 P: n/a Thomas Wintschel wrote: Just tried it out on a 933 MHz Intel. Constructed an empty map and an empty vector and called end() on each a hundred million times. The map clocked in at 34 seconds and the vector at 9. I guess this only really matters to those who must iterate over grains of sand in a desert. Carefull how you interpret this. 9 = time(vector.end()) + loop overhead 34 = time(map.end()) + loop overhead if: 9 = loop overhead then time(map.end()) is infinitly more expensive than time(map.end()) ... BTW - it is likely that the loop overhead is more expensive than calling vector.end() because vector.end() is more than likely inlined. In a good optimizing compiler, it may not call it at all if it does nothing. However, my tests with GCC 3.3.1 show that map operations are ~3 times slower. Jul 22 '05 #12

 P: n/a In article , Jim West wrote: 1) The map version had the entry: (lines broken) 4.57 106.10 9.36 33835812 0.00 0.00 std::_Tree, GROUP, std::less >, std::allocator const, GROUP> >, false>::const_iterator::_Inc() Well, I figured out this part. I had a direct lookup of the map elements using a DIMS as the index buried in the inner loop that didn't do anything (left over from a developmental version of the code). Apparently it was optimized when switching to the vector but not when iterating over the same map the lookup refered to. Even I know that is an extremely slow operation! When I got rid of it the time reduced to 66 seconds, versus 60 seconds for the vector version. I feel a bit like an idiot for this one. Sorry to waste everyone's time. 2) The entry for operator* multiplying a float by a complex grew from 1.20 s with vector to 8.90 s with map. I have no idea why that might occur, other than an optimizing difference. (I get exactly the same answer, down to the last decimal, so I don't think I'm doing any extra calculations with the map.) Still wondering about this one, though. My best guess is that it has to do with cache hits (as suggested) since copying the groups into a vector puts them into contiguous memory. Although right now I must admit it is probably more likely that I messed up somewhere else. Thanks again for the help, everyone. Jul 22 '05 #13

 P: n/a In article , Jim West wrote: 2) The entry for operator* multiplying a float by a complex grew from 1.20 s with vector to 8.90 s with map. I have no idea why that might occur, other than an optimizing difference. (I get exactly the same answer, down to the last decimal, so I don't think I'm doing any extra calculations with the map.) Still wondering about this one, though. My best guess is that it has to do with cache hits (as suggested) since copying the groups into a vector puts them into contiguous memory. Although right now I must admit it is probably more likely that I messed up somewhere else. If anyone is still interested, this one went away when I upgraded to Intel C++ version 8.0 (from 7.1). Apparently it was an optimizing problem afterall. Jul 22 '05 #14

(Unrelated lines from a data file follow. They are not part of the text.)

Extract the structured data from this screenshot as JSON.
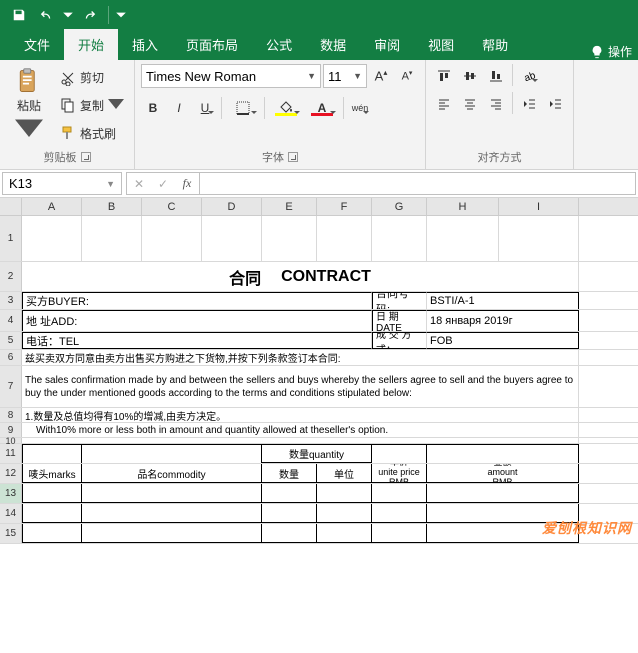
{
  "qat": {
    "save": "save",
    "undo": "undo",
    "redo": "redo"
  },
  "tabs": {
    "file": "文件",
    "home": "开始",
    "insert": "插入",
    "layout": "页面布局",
    "formulas": "公式",
    "data": "数据",
    "review": "审阅",
    "view": "视图",
    "help": "帮助",
    "tellme": "操作"
  },
  "ribbon": {
    "clipboard": {
      "paste": "粘贴",
      "cut": "剪切",
      "copy": "复制",
      "format_painter": "格式刷",
      "label": "剪贴板"
    },
    "font": {
      "name": "Times New Roman",
      "size": "11",
      "bold": "B",
      "italic": "I",
      "underline": "U",
      "phonetic": "wén",
      "label": "字体"
    },
    "align": {
      "label": "对齐方式"
    }
  },
  "namebox": "K13",
  "formula": "",
  "columns": [
    "A",
    "B",
    "C",
    "D",
    "E",
    "F",
    "G",
    "H",
    "I"
  ],
  "rows": [
    "1",
    "2",
    "3",
    "4",
    "5",
    "6",
    "7",
    "8",
    "9",
    "10",
    "11",
    "12",
    "13",
    "14",
    "15"
  ],
  "contract": {
    "title_cn": "合同",
    "title_en": "CONTRACT",
    "buyer_label": "买方BUYER:",
    "contract_no_label": "合同号码:",
    "contract_no": "BSTI/A-1",
    "address_label": "地 址ADD:",
    "date_label": "日   期DATE",
    "date_value": "18 января 2019г",
    "tel_label": "电话：TEL",
    "terms_label": "成 交 方 式：",
    "terms_value": "FOB",
    "intro_cn": "兹买卖双方同意由卖方出售买方购进之下货物,并按下列条款签订本合同:",
    "intro_en": "The sales confirmation made by and between the sellers and buys whereby the sellers agree to sell and the  buyers agree to buy the under mentioned goods according to the terms and conditions stipulated below:",
    "note_cn": "1.数量及总值均得有10%的增减,由卖方决定。",
    "note_en": "With10% more or less both in amount and quantity allowed at theseller's option.",
    "th_marks": "唛头marks",
    "th_commodity": "品名commodity",
    "th_quantity": "数量quantity",
    "th_qty": "数量",
    "th_unit": "单位",
    "th_price": "单价\nunite price\nRMB",
    "th_amount": "金额\namount\nRMB"
  },
  "watermark": "爱刨根知识网"
}
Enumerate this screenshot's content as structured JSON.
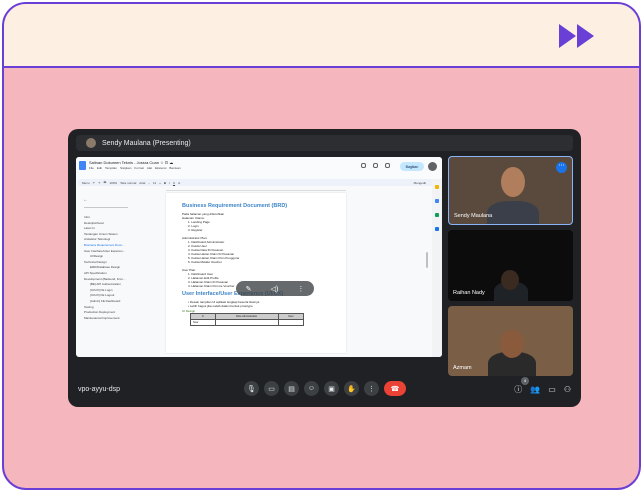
{
  "presenter": {
    "name": "Sendy Maulana (Presenting)"
  },
  "docs": {
    "title": "Salinan Dokumen Teknis - Jossra Cuan ☆ ⊡ ☁",
    "menu": [
      "File",
      "Edit",
      "Tampilan",
      "Sisipkan",
      "Format",
      "Alat",
      "Ekstensi",
      "Bantuan"
    ],
    "share_label": "Bagikan",
    "toolbar": [
      "Menu",
      "↶",
      "↷",
      "🖶",
      "100%",
      "Teks normal",
      "Arial",
      "−",
      "11",
      "+",
      "B",
      "I",
      "U",
      "A",
      "Mengedit"
    ],
    "outline_back": "←",
    "outline": [
      {
        "label": "Intro",
        "level": 0
      },
      {
        "label": "Deskripsi/Goal",
        "level": 0
      },
      {
        "label": "Latar ini",
        "level": 0
      },
      {
        "label": "Tantangan Umum Sistem",
        "level": 0
      },
      {
        "label": "Arsitektur Teknologi",
        "level": 0
      },
      {
        "label": "Business Requirement Docu...",
        "level": 0,
        "active": true
      },
      {
        "label": "User Interface/User Experien...",
        "level": 0
      },
      {
        "label": "UI/Design",
        "level": 1
      },
      {
        "label": "Technical Design",
        "level": 0
      },
      {
        "label": "ERD/Database Design",
        "level": 1
      },
      {
        "label": "API Specification",
        "level": 0
      },
      {
        "label": "Development (Backend, Fron...",
        "level": 0
      },
      {
        "label": "[BE] API Authentication",
        "level": 1
      },
      {
        "label": "[UI/UX] FE Login",
        "level": 1
      },
      {
        "label": "[UI/UX] FE Logout",
        "level": 1
      },
      {
        "label": "[Admin] FE Dashboard",
        "level": 1
      },
      {
        "label": "Testing",
        "level": 0
      },
      {
        "label": "Production Deployment",
        "level": 0
      },
      {
        "label": "Maintenance/Improvement",
        "level": 0
      }
    ],
    "brd_heading": "Business Requirement Document (BRD)",
    "brd_intro": [
      "Pada halaman yang dibutuhkan",
      "Halaman Utama:"
    ],
    "brd_list1": [
      "1.  Landing Page",
      "2.  Login",
      "3.  Register"
    ],
    "admin_label": "Administrator Plan:",
    "admin_list": [
      "1.  Dashboard Administrator",
      "2.  Kelola User",
      "3.  Kelola Data ID Pesanan",
      "4.  Kelola Harian Klaim ID Pesanan",
      "5.  Kelola Harian Klaim Poin Pengguna",
      "6.  Kelola Melalui Voucher"
    ],
    "user_label": "User Plan:",
    "user_list": [
      "1.  Dashboard User",
      "2.  Halaman Edit Profile",
      "3.  Halaman Klaim ID Pesanan",
      "4.  Halaman Klaim Poin ke Voucher"
    ],
    "uiux_heading": "User Interface/User Experience (UI/UX)",
    "uiux_list": [
      "•  Desain tampilan UI aplikasi lengkap beserta flownya",
      "•  Lebih bagus jika sudah dalam bentuk prototype"
    ],
    "ui_design_label": "UI Design",
    "table_header": [
      "#",
      "Role Administrator",
      "User"
    ],
    "table_row": [
      "Now",
      "",
      ""
    ]
  },
  "overlay": {
    "icons": [
      "pin-icon",
      "volume-icon",
      "more-icon"
    ]
  },
  "participants": [
    {
      "name": "Sendy Maulana"
    },
    {
      "name": "Raihan Nady"
    },
    {
      "name": "Azmam"
    }
  ],
  "meeting": {
    "code": "vpo-ayyu-dsp",
    "participant_count": "4"
  },
  "colors": {
    "accent": "#6a3fd6",
    "end_call": "#ea4335",
    "heading": "#3d85c6"
  }
}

 P: n/a "Jim West" wrote in message news:sl**************************@jwest.ecen.oksta te.edu... I'm curious why I might be getting such a large performance difference between using a map iterator and a vector iterator. [snip] Comparative performance tests "vector iterator vs. map iterator" can be seen at : http://article.gmane.org/gmane.comp.....perfometer/24 We can see that a map iterator uses more time than a vector iterator. ===================================== Alex Vinokur mailto:al****@connect.to http://mathforum.org/library/view/10978.html news://news.gmane.org/gmane.comp.lang.c++.perfometer ===================================== Jul 22 '05 #15